ISIS, however, is not simply a terrorist organization. Its communications and propaganda do not simply send out a message, create converts or identify an enemy to combat. What ISIS is really proposing, communicating and in some way “selling” to the Muslim community is the realization of a much greater aim; the constitution of a real, enormous nation-state based on extreme Islamism and a precise interpretation of the Koran and Sharia law which, up until Bin Laden, was essentially propaganda manipulated by a minority and limited to a tribal level.

Proof of this aim- should the numerous videos and documentaries on the “life” of the Islamic State not suffice- has recently been provided by two documents supplied by an Arab businessman. As the Guardian has confirmed, they contain the blueprint of the central and regional organization and institutions of ISIS, a sort of starting point on which to base the structure of institutional roles and the workings of the bureaucratic, administrative, fiscal and judicial systems.
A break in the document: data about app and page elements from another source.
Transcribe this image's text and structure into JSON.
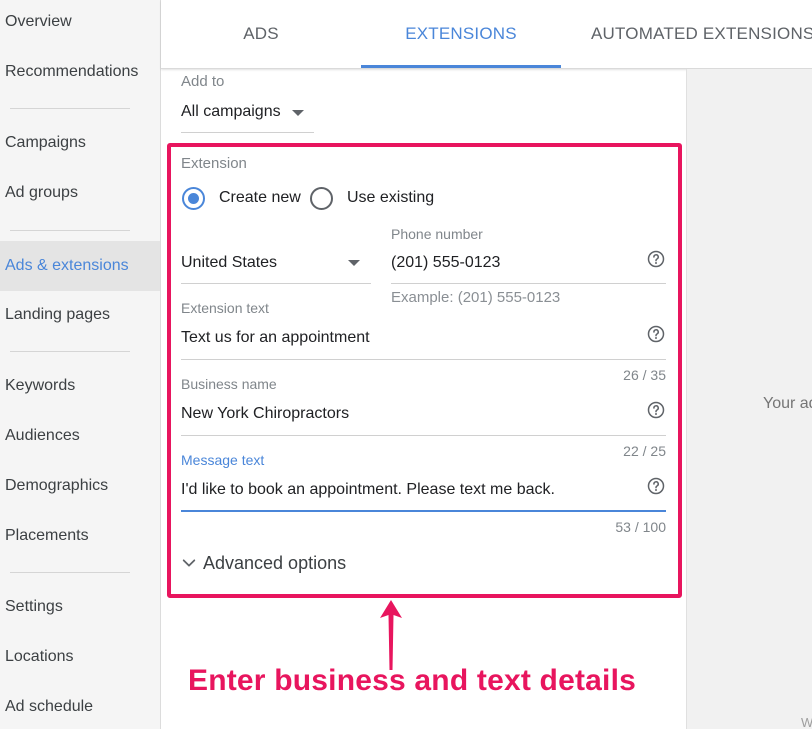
{
  "sidebar": {
    "items": [
      {
        "label": "Overview"
      },
      {
        "label": "Recommendations"
      },
      {
        "label": "Campaigns"
      },
      {
        "label": "Ad groups"
      },
      {
        "label": "Ads & extensions"
      },
      {
        "label": "Landing pages"
      },
      {
        "label": "Keywords"
      },
      {
        "label": "Audiences"
      },
      {
        "label": "Demographics"
      },
      {
        "label": "Placements"
      },
      {
        "label": "Settings"
      },
      {
        "label": "Locations"
      },
      {
        "label": "Ad schedule"
      }
    ],
    "active_item": "Ads & extensions"
  },
  "tabs": [
    {
      "label": "ADS"
    },
    {
      "label": "EXTENSIONS"
    },
    {
      "label": "AUTOMATED EXTENSIONS"
    }
  ],
  "active_tab": "EXTENSIONS",
  "add_to": {
    "label": "Add to",
    "value": "All campaigns"
  },
  "extension": {
    "label": "Extension",
    "options": [
      {
        "label": "Create new",
        "checked": true
      },
      {
        "label": "Use existing",
        "checked": false
      }
    ]
  },
  "country": {
    "value": "United States"
  },
  "phone": {
    "label": "Phone number",
    "value": "(201) 555-0123",
    "hint": "Example: (201) 555-0123"
  },
  "extension_text": {
    "label": "Extension text",
    "value": "Text us for an appointment",
    "counter": "26 / 35"
  },
  "business_name": {
    "label": "Business name",
    "value": "New York Chiropractors",
    "counter": "22 / 25"
  },
  "message_text": {
    "label": "Message text",
    "value": "I'd like to book an appointment. Please text me back.",
    "counter": "53 / 100"
  },
  "advanced_options": {
    "label": "Advanced options"
  },
  "preview": {
    "text": "Your ad",
    "footer": "W"
  },
  "annotation": {
    "text": "Enter business and text details"
  },
  "colors": {
    "accent": "#4a86d9",
    "highlight": "#e8155e"
  }
}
The implicit, as well as explicit, message of this organizational plan is as simple as it is devastating; it seeks to offer an alternative model to the so far dominant Western vision of the world. Instead of the proposal for Muslims to live in poor Arab countries, frequently pro-Western if not under the direct control of the West, or to be integrated into westernized secular states, today ISIS proposes territorial independence with the foundation of an extremist religious (or simply “orthodox”) model which is, above all, independent and self-determining.

This new call to arms can no longer simply be defined as a jihad (literally, commitment) to the “fight against” – which has had its importance- but this time it becomes a “fight for” the construction of a dreamed of, longed for and highly desirable model according to ISIS theology.
This breakthrough- as proposal, content, objective and propaganda- is something new and difficult to combat as it affects cultural models. It also gains consensus among Western Muslims in direct proportion to racial hatred , cultural exclusion, the fear of foreigners and the closure of frontiers, the poverty and degradation of poor urban neighborhoods, the lack of social services and the anti-Islamic bias of the media.

This leads to the paradoxical viscious circle whereby an act of terrorism, like the Paris bombings, produces more anti-Islamic feelings which subsequently feed Islamic isolation which, in turn, produces converts to ISIS, not only in the target country, but in all Western nations.
Obviously this reaction is disproportionate and –as always both for internal and external terrorism- the act of terror also elicits the distancing and condemnation of the presumed “target base”. However, the “recruitment” effect cannot be ignored, even if it regards only a few dozen individuals who are the real objective of ISIS communication.